Unless you are a fast growing tech company infused with millions of investment capital, the average startup can’t afford to hire C-Suite level executives. At around $150,000 to 250,000 per person, a five-person senior management teaming—adding together a CEO, CMO (chief marketing officer), COO (chief operations officer), CFO (chief financial officer) and CTO (chief technology officer)—would cost a total of $1 million in annual salary alone.
Unable to afford that kind of spend, most fledgling entrepreneurs will opt not to have that role filled at all or will have one senior level person fill several management roles. Since the management team is the driving force behind the business that is the one area where startups shouldn’t but back on, according to Forbes contributor, George Deeb, a startup consultant at Red Rocket Ventures, and author of “101 Startup Lessons–An Entrepreneur’s Handbook.” One way a startup can attract the high-power talent they need at a budget they can afford is to share executives between companies on a part-time basis, states Deeb.
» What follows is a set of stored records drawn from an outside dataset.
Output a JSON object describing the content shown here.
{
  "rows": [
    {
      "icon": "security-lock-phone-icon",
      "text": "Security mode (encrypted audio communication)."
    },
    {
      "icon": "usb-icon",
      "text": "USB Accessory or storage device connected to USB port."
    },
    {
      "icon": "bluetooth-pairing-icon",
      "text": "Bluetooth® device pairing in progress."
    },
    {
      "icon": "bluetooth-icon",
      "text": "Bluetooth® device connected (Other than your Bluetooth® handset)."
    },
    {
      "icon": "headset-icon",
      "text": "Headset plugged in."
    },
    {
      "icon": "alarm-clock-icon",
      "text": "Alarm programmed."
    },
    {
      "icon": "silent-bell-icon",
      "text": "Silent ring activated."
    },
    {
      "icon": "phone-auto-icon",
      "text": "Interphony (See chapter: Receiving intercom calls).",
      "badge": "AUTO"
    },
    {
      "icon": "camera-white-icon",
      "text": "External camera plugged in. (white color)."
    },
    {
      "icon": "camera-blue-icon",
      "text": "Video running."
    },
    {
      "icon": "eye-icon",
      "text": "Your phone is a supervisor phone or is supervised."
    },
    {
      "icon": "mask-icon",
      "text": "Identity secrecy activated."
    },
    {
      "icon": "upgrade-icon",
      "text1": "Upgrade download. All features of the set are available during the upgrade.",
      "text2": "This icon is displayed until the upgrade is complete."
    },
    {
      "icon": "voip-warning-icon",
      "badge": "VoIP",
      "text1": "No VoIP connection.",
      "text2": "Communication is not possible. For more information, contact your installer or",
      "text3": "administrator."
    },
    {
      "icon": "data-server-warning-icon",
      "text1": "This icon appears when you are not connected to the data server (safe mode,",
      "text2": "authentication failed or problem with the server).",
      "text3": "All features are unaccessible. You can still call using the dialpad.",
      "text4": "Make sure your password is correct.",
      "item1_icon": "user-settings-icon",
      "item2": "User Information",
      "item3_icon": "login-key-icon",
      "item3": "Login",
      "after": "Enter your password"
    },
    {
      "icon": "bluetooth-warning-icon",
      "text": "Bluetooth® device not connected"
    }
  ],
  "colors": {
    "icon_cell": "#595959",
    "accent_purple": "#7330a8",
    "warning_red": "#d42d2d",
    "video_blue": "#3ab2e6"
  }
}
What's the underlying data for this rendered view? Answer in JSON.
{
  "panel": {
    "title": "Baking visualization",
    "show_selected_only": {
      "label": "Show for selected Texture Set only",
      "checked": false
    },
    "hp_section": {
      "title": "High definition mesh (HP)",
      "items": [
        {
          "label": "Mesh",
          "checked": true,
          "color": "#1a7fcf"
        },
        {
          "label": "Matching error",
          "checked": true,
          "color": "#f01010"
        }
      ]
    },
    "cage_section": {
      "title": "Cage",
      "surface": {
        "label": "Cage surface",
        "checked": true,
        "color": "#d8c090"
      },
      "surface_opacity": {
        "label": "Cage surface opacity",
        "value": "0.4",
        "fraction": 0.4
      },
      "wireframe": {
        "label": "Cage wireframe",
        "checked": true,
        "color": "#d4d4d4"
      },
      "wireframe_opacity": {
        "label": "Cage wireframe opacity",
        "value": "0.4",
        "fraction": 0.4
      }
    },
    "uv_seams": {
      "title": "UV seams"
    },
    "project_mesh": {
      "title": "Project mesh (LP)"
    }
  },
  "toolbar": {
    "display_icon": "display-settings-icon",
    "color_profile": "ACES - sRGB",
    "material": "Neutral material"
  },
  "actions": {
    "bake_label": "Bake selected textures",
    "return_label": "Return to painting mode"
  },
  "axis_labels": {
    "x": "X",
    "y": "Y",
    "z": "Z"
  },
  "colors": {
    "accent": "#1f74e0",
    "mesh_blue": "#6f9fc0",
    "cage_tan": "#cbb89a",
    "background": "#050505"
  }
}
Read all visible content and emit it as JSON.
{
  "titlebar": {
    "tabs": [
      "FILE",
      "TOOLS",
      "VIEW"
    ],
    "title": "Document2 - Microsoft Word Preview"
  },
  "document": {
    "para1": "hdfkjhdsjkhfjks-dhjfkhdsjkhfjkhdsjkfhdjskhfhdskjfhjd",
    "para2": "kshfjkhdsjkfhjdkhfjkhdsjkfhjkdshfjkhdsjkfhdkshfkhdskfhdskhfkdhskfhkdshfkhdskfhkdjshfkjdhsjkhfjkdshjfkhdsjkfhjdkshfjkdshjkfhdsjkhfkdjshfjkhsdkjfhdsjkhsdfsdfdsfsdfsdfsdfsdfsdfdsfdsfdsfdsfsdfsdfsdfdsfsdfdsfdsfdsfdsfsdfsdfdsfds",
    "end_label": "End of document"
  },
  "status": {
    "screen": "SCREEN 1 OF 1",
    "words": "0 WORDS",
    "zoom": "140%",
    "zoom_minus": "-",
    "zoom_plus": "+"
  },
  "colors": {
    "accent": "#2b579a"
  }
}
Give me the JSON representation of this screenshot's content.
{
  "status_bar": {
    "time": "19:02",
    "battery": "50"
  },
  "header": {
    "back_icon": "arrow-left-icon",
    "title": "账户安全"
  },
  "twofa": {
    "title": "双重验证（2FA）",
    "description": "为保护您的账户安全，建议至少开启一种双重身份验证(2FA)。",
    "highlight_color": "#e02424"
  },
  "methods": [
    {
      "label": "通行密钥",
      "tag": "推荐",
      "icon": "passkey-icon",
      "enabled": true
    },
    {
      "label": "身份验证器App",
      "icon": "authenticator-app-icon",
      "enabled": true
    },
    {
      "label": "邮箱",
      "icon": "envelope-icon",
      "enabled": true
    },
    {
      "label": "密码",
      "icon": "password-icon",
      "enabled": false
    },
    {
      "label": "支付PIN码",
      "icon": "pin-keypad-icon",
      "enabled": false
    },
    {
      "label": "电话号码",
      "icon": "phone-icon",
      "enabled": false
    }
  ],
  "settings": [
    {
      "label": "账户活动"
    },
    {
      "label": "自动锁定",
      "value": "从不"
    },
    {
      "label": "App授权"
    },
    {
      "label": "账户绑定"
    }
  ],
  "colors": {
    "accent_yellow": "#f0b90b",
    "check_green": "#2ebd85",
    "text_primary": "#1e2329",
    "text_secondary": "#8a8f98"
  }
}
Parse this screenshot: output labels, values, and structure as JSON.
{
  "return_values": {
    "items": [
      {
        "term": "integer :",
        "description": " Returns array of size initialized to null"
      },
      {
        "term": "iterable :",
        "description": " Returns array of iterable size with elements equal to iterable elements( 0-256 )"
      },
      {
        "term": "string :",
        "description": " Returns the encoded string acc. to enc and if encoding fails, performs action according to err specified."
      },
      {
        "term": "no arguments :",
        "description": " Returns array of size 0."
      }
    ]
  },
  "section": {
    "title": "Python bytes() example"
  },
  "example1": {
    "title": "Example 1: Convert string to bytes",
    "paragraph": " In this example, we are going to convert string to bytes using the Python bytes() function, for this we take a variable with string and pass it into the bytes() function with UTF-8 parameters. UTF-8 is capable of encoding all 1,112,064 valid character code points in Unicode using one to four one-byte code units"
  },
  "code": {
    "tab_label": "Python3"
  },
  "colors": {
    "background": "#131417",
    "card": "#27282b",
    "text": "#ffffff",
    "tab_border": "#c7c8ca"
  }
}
He cites for example, let’s say your business needs a chief marketing officer (CMO) to set the high level sales and marketing strategies to drive revenue growth, and to help manage the junior-level marketing execution team doing the day-to-day work (e.g., search engine optimization, email marketing, social media management, creative development). What if this executive only worked for you one day a week at around $40,000 per year, saving you 80% in salary and related payroll taxes, plus not having to pay employee benefits for part-time workers?
Of course, this is provided that the job can reasonably be fulfilled in one-day a week, until the business can afford full-time talent. As long as you have other team members doing the lion’s share of the work in that department (e.g., bookkeepers managed by a part-time CFO), this model should work out well for you, notes Deeb, especially if the part-time executive is open to transitioning into a full-time role after the company has the resources to afford it.
But why would a proven executive do this for your startup? They typically wouldn’t, if you were their only job. But, if they were simultaneously filling this role for five startups, spreading their talent across five different companies on each day of the week, now they are getting paid a full-time salary that they are worth, and get the excitement of working on a diverse group of companies, explains Deeb. Not to mention, if they are getting a small equity stake in each company in this part-time role (e.g., 1%), they now have a diversified equity portfolio strategy, instead of putting all their eggs in one basket.
If this model is something that might work for your business, pitch it to other startups—peers that are in your industry, suggests Deeb. Five of you could collectively hire executive-level talent to help grow your business. Someone whom you all could work with weekly and utilize as an outside mentor say once a quarter.
Moreover, service providers, startup accelerators or co-location facilities with high startup flow, like Red Rocket, 1871, Techstars or Y Combinator, may be able to play “matchmaker” for you, helping to identify the executives or other startups who may have interest in this model.